How the Lottery Works

The lottery is a popular way for people to raise money. It’s also a good way to fund public works projects, but some people worry about the ethics of using the proceeds for this purpose. Despite this, many people still play the lottery. Some people do so out of pure fun, while others think that it’s their only hope for a better life. Regardless of the reason, people should understand how the lottery works before playing it.

The history of lotteries goes back a long way. Various ancient documents mention the casting of lots to determine fates and other important decisions, and the game as a means of raising funds is documented in records from the 15th century onward. In modern times, state-run lotteries are a common way for states to raise money for education and other public services. The first lottery games were often a combination of various games, but the modern trend is to focus on one or more types of games.

A lottery is a game in which numbered tickets are sold and prizes are given to those who have numbers that are drawn at random. The term lottery is most often used for a government-sponsored game, such as a state or national lottery, but it can be applied to any kind of competition that involves chance selections.
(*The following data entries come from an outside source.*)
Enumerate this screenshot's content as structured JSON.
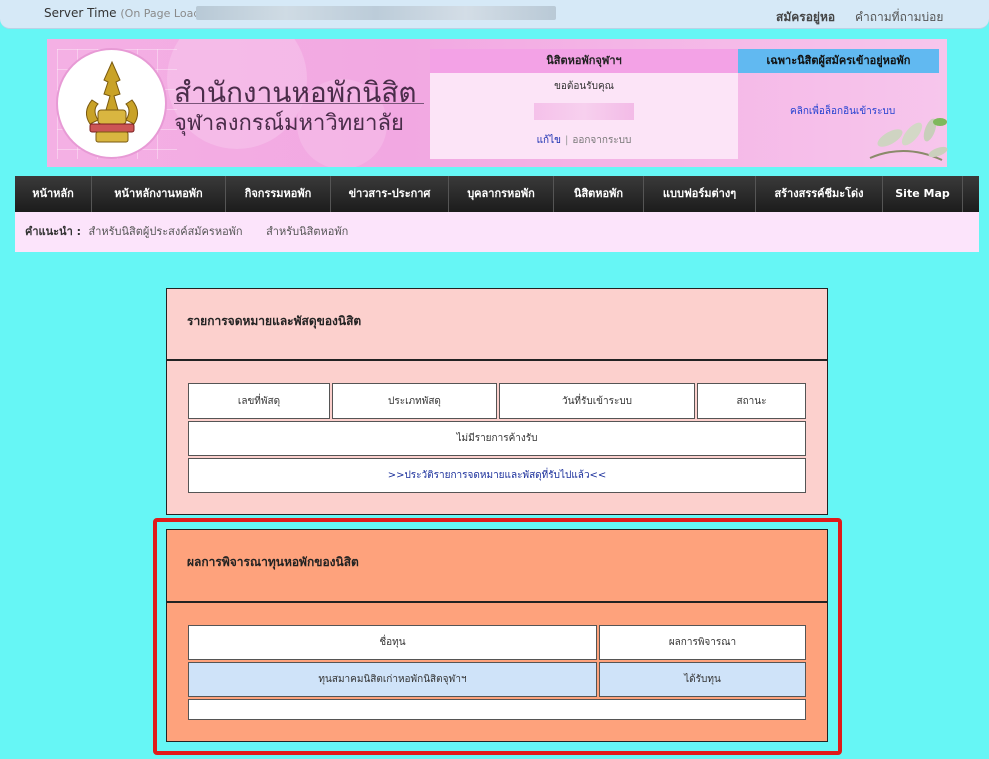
{
  "topbar": {
    "server_time_label": "Server Time",
    "on_page_load": "(On Page Load):",
    "apply_link": "สมัครอยู่หอ",
    "faq_link": "คำถามที่ถามบ่อย"
  },
  "banner": {
    "org_line1": "สำนักงานหอพักนิสิต",
    "org_line2": "จุฬาลงกรณ์มหาวิทยาลัย"
  },
  "login_panel": {
    "title": "นิสิตหอพักจุฬาฯ",
    "welcome": "ขอต้อนรับคุณ",
    "edit_link": "แก้ไข",
    "separator": "|",
    "logout_link": "ออกจากระบบ"
  },
  "resident_panel": {
    "title": "เฉพาะนิสิตผู้สมัครเข้าอยู่หอพัก",
    "login_link": "คลิกเพื่อล็อกอินเข้าระบบ"
  },
  "nav": {
    "items": [
      {
        "label": "หน้าหลัก",
        "w": 77
      },
      {
        "label": "หน้าหลักงานหอพัก",
        "w": 134
      },
      {
        "label": "กิจกรรมหอพัก",
        "w": 105
      },
      {
        "label": "ข่าวสาร-ประกาศ",
        "w": 118
      },
      {
        "label": "บุคลากรหอพัก",
        "w": 105
      },
      {
        "label": "นิสิตหอพัก",
        "w": 90
      },
      {
        "label": "แบบฟอร์มต่างๆ",
        "w": 112
      },
      {
        "label": "สร้างสรรค์ชีมะโด่ง",
        "w": 127
      },
      {
        "label": "Site Map",
        "w": 80
      }
    ]
  },
  "subnav": {
    "label": "คำแนะนำ :",
    "item1": "สำหรับนิสิตผู้ประสงค์สมัครหอพัก",
    "item2": "สำหรับนิสิตหอพัก"
  },
  "mail": {
    "title": "รายการจดหมายและพัสดุของนิสิต",
    "headers": [
      "เลขที่พัสดุ",
      "ประเภทพัสดุ",
      "วันที่รับเข้าระบบ",
      "สถานะ"
    ],
    "empty_message": "ไม่มีรายการค้างรับ",
    "history_link": ">>ประวัติรายการจดหมายและพัสดุที่รับไปแล้ว<<"
  },
  "scholarship": {
    "title": "ผลการพิจารณาทุนหอพักของนิสิต",
    "headers": [
      "ชื่อทุน",
      "ผลการพิจารณา"
    ],
    "rows": [
      {
        "name": "ทุนสมาคมนิสิตเก่าหอพักนิสิตจุฬาฯ",
        "result": "ได้รับทุน"
      }
    ]
  },
  "colors": {
    "page_bg": "#66f6f5",
    "mail_bg": "#fcd0cd",
    "scholarship_bg": "#fea27c",
    "highlight_frame": "#e01a1a",
    "row_highlight": "#cfe3f9"
  }
}
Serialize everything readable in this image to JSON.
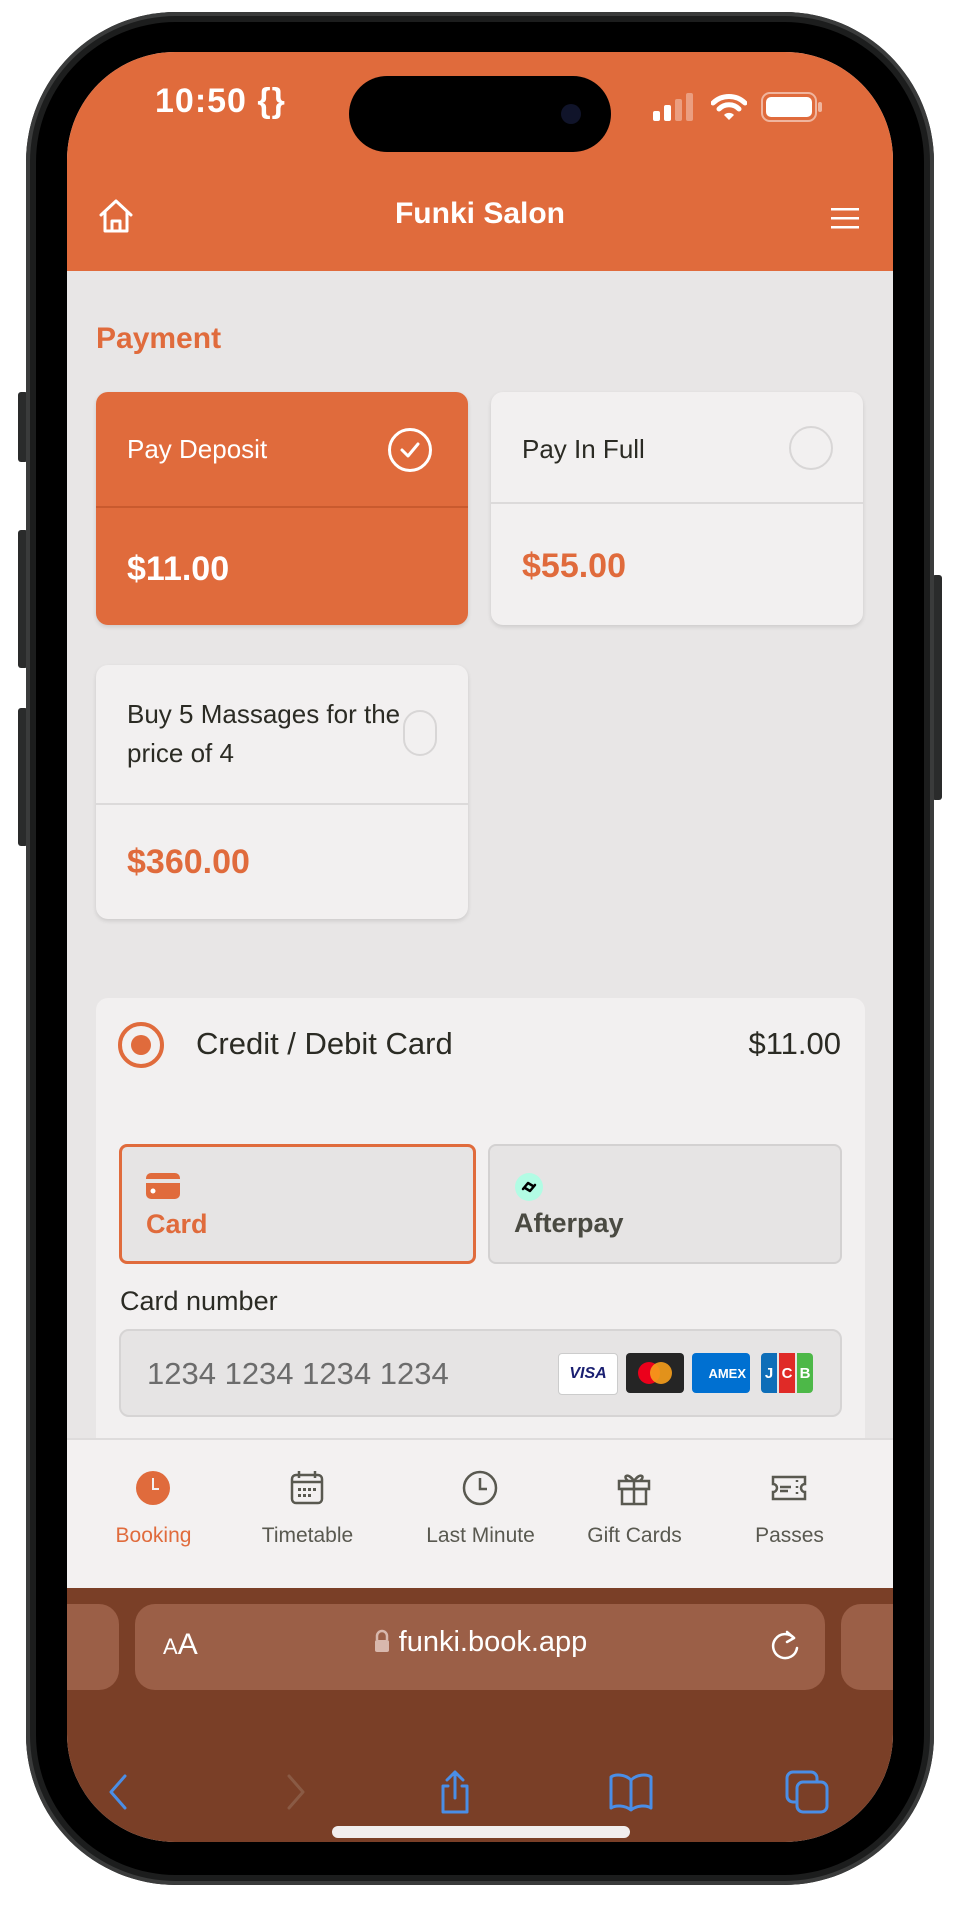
{
  "status_bar": {
    "time": "10:50 {}",
    "icons": [
      "signal-icon",
      "wifi-icon",
      "battery-icon"
    ]
  },
  "header": {
    "title": "Funki Salon",
    "left_icon": "home-icon",
    "right_icon": "menu-icon"
  },
  "payment": {
    "section_title": "Payment",
    "options": [
      {
        "label": "Pay Deposit",
        "price": "$11.00",
        "selected": true
      },
      {
        "label": "Pay In Full",
        "price": "$55.00",
        "selected": false
      },
      {
        "label": "Buy 5 Massages for the price of 4",
        "price": "$360.00",
        "selected": false
      }
    ]
  },
  "method": {
    "label": "Credit / Debit Card",
    "amount": "$11.00",
    "selected": true,
    "tabs": [
      {
        "label": "Card",
        "icon": "credit-card-icon",
        "active": true
      },
      {
        "label": "Afterpay",
        "icon": "afterpay-icon",
        "active": false
      }
    ],
    "card_number_label": "Card number",
    "card_number_placeholder": "1234 1234 1234 1234",
    "card_number_value": "",
    "brands": [
      "VISA",
      "Mastercard",
      "AMEX",
      "JCB"
    ]
  },
  "colors": {
    "accent": "#e06b3c",
    "browser_bar": "#7a3f27",
    "ios_blue": "#4a8ee6"
  },
  "bottom_nav": [
    {
      "label": "Booking",
      "icon": "clock-filled-icon",
      "active": true
    },
    {
      "label": "Timetable",
      "icon": "calendar-icon",
      "active": false
    },
    {
      "label": "Last Minute",
      "icon": "clock-icon",
      "active": false
    },
    {
      "label": "Gift Cards",
      "icon": "gift-icon",
      "active": false
    },
    {
      "label": "Passes",
      "icon": "ticket-icon",
      "active": false
    }
  ],
  "browser": {
    "text_size_label_small": "A",
    "text_size_label_large": "A",
    "url": "funki.book.app",
    "toolbar": [
      "back-icon",
      "forward-icon",
      "share-icon",
      "bookmarks-icon",
      "tabs-icon"
    ]
  }
}
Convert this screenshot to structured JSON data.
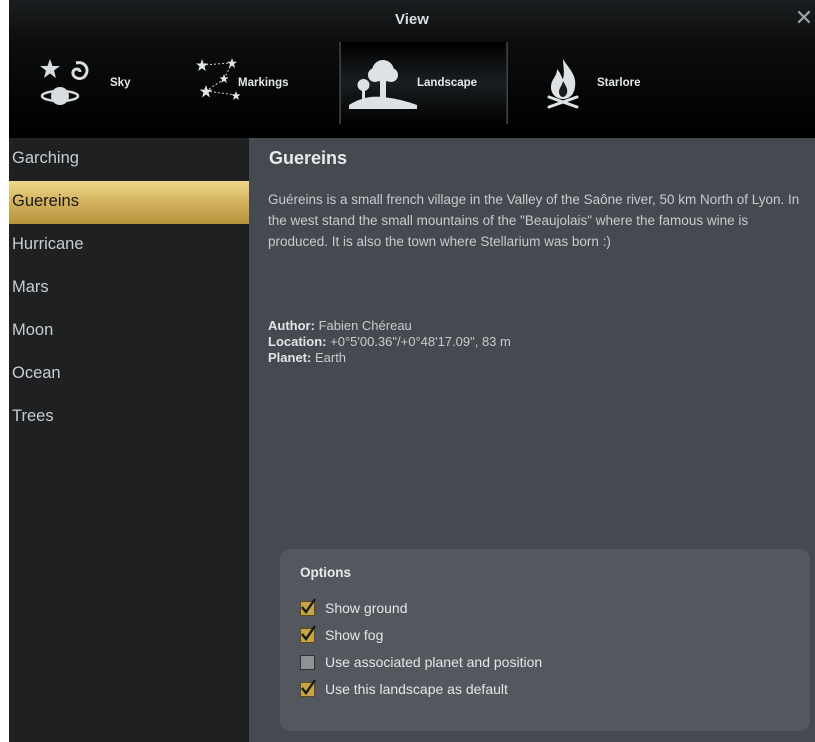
{
  "window": {
    "title": "View"
  },
  "tabs": [
    {
      "label": "Sky",
      "icon": "sky-icon"
    },
    {
      "label": "Markings",
      "icon": "markings-icon"
    },
    {
      "label": "Landscape",
      "icon": "landscape-icon"
    },
    {
      "label": "Starlore",
      "icon": "starlore-icon"
    }
  ],
  "landscapes": [
    "Garching",
    "Guereins",
    "Hurricane",
    "Mars",
    "Moon",
    "Ocean",
    "Trees"
  ],
  "selected_landscape": "Guereins",
  "detail": {
    "title": "Guereins",
    "description": "Guéreins is a small french village in the Valley of the Saône river, 50 km North of Lyon. In the west stand the small mountains of the \"Beaujolais\" where the famous wine is produced. It is also the town where Stellarium was born :)",
    "author_label": "Author:",
    "author": "Fabien Chéreau",
    "location_label": "Location:",
    "location": "+0°5'00.36\"/+0°48'17.09\", 83 m",
    "planet_label": "Planet:",
    "planet": "Earth"
  },
  "options": {
    "title": "Options",
    "show_ground": {
      "label": "Show ground",
      "checked": true
    },
    "show_fog": {
      "label": "Show fog",
      "checked": true
    },
    "use_planet": {
      "label": "Use associated planet and position",
      "checked": false
    },
    "use_default": {
      "label": "Use this landscape as default",
      "checked": true
    }
  },
  "colors": {
    "accent": "#d5b560",
    "background": "#444a4f",
    "sidebar": "#1e2022",
    "titlebar": "#000000"
  }
}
Lottery laws vary between states, but most of them follow a similar pattern: the state establishes a monopoly for itself; selects a public corporation or agency to run the lottery (as opposed to licensing a private firm in return for a share of profits); launches with a modest number of relatively simple games; and, due to constant pressure for additional revenues, progressively expands the scope of the lottery in the form of new games. Some of these changes have been controversial, but the overwhelming majority of state lotteries continue to enjoy broad public support.

The success of a lottery depends on a number of factors. Firstly, the lottery must be regulated. It should be fair and impartial, and the rules should be clear. It should also be transparent, so that it can be seen by the public. The lottery should also advertise itself properly to encourage people to play.

There are several problems associated with lotteries, including the regressive impact on low-income groups and the issue of compulsive gambling. However, the overall success of lotteries is mainly due to their ability to generate a substantial amount of revenue quickly and easily.

The lottery is an extremely popular game worldwide, and its popularity continues to grow. People buy billions of dollars worth of tickets each year, and the winners receive the prize money in a lump sum. However, some people may not be aware that the chances of winning are very slim. They are often misled by lottery advertisements, which claim that the odds of winning are much higher than they actually are. In addition, they are often led to believe that they can improve their chances of winning by following certain tips and tricks.